Almasy: What made this project very special is that we went to places that nobody has photographed before. My most special memory is getting into the American Club, which has been closed to the public for a couple of decades. Everything was covered in dust. We found old computers from the 1990s in one room. That was very special. The whole building was dark from the inside and the guards weren't happy. We were always rushed but this was very memorable.

GT: How have Hudec's buildings been preserved?

Almasy: Some of them are left in ruins but some are really beautifully done. I think the buildings with nothing old inside are the worst. I was always looking for Hudec's remains to shoot and there's not much really. The Christian Literature Society Building, for example, is empty inside, just like a shell, but at least it is still standing. The Margaret Williamson Hospital is still used but there's nothing old in there. The Park Hotel is really wonderful, like walking into the 1930s.

GT: Have you spoken with any of the people living in Hudec's building? How did they react to your project?
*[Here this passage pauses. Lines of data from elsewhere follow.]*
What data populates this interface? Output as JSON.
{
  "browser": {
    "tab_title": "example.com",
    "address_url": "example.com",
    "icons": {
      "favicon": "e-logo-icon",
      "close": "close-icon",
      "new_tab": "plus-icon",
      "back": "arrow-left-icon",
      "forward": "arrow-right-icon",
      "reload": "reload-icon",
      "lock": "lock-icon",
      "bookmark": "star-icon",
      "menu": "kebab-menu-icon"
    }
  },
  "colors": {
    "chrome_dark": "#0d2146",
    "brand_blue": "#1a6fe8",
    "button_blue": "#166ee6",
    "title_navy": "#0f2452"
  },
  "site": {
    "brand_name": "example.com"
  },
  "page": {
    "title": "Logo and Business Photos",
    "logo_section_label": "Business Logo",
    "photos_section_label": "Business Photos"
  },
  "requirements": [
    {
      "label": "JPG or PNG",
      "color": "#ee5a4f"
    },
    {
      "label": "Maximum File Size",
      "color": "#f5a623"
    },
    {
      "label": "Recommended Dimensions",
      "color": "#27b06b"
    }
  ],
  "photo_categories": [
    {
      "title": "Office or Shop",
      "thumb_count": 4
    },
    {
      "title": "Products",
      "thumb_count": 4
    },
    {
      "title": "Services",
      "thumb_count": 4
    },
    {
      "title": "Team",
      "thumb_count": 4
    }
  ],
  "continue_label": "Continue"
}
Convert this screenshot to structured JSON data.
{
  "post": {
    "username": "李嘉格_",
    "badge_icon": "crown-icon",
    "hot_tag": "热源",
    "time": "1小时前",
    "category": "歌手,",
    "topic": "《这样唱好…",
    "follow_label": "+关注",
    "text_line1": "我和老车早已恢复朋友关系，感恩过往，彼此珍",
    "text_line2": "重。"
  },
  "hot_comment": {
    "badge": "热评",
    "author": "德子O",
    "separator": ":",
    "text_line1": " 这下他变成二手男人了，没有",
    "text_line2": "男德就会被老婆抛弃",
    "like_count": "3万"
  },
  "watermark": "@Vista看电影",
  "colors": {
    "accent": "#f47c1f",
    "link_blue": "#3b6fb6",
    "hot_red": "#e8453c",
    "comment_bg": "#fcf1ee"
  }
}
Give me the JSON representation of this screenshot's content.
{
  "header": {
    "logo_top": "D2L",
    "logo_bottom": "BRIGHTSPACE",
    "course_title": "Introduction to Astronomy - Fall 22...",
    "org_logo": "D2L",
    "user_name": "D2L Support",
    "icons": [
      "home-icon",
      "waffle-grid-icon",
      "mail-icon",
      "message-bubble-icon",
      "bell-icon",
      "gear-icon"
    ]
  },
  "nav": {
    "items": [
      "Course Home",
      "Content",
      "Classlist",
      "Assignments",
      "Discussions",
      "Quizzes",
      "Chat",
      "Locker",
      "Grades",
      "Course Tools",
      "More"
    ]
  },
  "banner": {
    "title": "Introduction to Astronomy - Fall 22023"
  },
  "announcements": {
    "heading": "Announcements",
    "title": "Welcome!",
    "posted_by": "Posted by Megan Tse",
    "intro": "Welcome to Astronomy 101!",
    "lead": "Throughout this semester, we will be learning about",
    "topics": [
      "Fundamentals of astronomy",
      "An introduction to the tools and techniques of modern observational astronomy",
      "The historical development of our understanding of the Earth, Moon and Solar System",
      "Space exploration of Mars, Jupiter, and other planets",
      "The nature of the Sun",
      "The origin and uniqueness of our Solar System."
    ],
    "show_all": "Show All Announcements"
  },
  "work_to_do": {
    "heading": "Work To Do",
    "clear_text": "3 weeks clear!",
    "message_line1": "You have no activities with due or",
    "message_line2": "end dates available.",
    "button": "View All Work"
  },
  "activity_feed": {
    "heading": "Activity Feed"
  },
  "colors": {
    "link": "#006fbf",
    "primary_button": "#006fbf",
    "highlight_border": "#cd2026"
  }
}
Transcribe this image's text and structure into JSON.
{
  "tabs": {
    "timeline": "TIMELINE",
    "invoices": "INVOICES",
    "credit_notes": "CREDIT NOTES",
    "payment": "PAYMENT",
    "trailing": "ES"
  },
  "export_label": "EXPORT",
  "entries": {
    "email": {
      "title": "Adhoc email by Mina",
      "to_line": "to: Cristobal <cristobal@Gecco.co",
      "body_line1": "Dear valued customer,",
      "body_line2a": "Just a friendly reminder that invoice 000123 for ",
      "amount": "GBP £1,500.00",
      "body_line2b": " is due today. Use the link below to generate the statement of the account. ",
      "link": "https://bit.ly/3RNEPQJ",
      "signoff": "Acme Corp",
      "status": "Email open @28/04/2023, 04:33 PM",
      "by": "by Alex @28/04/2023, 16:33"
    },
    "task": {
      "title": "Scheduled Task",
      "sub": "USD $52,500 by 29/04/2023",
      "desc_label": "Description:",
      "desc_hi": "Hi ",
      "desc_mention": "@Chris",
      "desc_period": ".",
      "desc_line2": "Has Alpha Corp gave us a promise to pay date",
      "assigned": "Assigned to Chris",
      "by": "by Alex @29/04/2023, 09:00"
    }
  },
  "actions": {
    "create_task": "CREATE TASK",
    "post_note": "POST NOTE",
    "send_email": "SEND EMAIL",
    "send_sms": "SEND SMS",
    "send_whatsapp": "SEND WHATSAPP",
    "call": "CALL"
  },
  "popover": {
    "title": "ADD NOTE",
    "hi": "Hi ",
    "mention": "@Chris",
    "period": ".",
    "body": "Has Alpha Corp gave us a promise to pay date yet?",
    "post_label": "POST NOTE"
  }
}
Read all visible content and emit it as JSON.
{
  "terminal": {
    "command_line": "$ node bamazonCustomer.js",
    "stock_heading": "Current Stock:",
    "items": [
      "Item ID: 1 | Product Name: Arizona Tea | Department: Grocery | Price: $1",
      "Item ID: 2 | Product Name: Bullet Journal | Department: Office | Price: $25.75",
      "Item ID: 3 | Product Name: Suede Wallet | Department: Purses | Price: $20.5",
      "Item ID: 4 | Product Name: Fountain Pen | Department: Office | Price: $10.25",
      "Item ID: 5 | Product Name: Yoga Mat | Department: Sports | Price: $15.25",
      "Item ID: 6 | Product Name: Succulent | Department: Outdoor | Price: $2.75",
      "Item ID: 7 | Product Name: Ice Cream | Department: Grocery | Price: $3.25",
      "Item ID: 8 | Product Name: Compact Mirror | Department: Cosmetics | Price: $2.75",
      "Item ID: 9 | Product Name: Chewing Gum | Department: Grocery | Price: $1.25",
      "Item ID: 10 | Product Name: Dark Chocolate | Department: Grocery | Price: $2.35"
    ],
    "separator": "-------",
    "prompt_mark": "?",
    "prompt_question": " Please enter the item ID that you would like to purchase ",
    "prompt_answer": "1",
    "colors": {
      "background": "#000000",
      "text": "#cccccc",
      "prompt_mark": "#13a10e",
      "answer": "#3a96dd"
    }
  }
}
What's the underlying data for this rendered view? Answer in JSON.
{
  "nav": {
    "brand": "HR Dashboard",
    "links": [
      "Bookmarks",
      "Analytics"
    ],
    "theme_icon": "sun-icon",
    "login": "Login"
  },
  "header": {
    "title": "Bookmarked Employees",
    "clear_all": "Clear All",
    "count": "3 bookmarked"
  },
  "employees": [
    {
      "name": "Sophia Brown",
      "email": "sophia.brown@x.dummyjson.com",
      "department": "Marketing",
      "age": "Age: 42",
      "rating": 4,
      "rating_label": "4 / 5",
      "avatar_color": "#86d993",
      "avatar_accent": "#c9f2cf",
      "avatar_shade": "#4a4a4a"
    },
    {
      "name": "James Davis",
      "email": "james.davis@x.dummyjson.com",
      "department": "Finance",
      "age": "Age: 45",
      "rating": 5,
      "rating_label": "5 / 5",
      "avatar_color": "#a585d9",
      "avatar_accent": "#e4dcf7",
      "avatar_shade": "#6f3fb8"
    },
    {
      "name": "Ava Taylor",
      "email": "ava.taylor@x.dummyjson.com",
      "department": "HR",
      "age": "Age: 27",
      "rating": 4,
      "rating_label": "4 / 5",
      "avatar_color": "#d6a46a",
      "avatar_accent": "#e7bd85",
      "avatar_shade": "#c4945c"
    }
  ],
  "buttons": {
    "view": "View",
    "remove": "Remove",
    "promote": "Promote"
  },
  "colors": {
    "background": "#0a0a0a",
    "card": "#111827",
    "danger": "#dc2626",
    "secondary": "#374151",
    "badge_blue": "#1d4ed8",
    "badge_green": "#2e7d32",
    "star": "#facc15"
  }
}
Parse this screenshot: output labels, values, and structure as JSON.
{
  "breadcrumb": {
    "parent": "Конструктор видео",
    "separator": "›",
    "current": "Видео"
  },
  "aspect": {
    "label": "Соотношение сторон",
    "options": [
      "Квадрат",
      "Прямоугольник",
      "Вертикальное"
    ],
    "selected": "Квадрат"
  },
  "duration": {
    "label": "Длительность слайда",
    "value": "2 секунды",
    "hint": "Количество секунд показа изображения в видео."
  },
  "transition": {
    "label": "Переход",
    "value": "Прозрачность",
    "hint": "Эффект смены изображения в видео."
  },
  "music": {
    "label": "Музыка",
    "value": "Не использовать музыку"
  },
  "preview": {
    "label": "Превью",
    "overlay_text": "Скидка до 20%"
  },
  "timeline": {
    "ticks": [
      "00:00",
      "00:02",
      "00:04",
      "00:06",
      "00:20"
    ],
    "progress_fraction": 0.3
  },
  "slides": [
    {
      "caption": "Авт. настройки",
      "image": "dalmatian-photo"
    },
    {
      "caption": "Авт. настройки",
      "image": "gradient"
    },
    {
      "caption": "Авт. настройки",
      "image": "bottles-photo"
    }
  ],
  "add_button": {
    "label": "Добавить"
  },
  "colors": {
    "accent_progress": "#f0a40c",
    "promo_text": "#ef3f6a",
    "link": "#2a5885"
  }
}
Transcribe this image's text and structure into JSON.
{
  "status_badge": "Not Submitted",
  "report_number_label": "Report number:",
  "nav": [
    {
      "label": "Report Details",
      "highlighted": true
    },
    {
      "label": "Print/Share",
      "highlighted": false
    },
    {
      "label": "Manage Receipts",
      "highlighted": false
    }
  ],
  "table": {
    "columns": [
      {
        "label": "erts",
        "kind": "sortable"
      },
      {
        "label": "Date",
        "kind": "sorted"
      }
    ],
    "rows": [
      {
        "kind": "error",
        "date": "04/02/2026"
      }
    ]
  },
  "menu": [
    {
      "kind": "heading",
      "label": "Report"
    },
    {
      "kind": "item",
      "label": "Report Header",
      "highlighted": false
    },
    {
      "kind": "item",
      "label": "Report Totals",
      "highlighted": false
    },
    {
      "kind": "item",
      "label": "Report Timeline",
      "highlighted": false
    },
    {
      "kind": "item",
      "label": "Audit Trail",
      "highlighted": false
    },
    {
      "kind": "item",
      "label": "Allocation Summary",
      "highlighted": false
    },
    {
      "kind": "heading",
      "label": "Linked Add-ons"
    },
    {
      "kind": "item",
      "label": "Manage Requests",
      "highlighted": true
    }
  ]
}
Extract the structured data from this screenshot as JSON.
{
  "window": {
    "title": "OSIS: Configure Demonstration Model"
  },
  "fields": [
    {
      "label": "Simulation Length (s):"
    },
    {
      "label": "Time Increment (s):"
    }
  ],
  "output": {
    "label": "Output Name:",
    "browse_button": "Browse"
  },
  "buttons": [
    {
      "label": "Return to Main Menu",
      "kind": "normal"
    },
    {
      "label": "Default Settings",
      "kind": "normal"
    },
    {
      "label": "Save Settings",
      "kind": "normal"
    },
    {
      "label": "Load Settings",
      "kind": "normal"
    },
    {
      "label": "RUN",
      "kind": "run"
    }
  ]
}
Almasy: I once talked to old lady living in a Hudec building. I said "can we photograph your room" and she was like, "I have been living in this building for a long time; why are you shooting?" I said "it is a Hudec building" and she said "I'm living in a Hudec building?" She didn't know but was so happy to find out that she's living in a Hudec building. So cute.

GT: Apart from the Hudec buildings, are there any other buildings that have left you with a deep impression?

Almasy: Yes, I was working on the Shanghai Tower for five years and I documented the project since it was a hole in the ground. I admire what's happening in Pudong. It's really amazing. But if I have to choose a side, I love the old side. I used to go to the buildings behind Beijing Road and I used to talk to the locals. It is so different now. It's really heartbreaking that old houses are being knocked down, because these places, the old buildings and the old people, are really the heritage and heart of Shanghai.

Bolla Szilard, Consul General of Hungary in Shanghai, delivers a speech at the event. Photo: Qi Xijia/GT


Book browsers at the event Photo: Courtesy of Consul General of Hungary in Shanghai

A poster memorizing Laszlo Hudec Photo: Qi Xijia/GT

A booklet of the new photo album Photo: Courtesy of Consul General of Hungary in Shanghai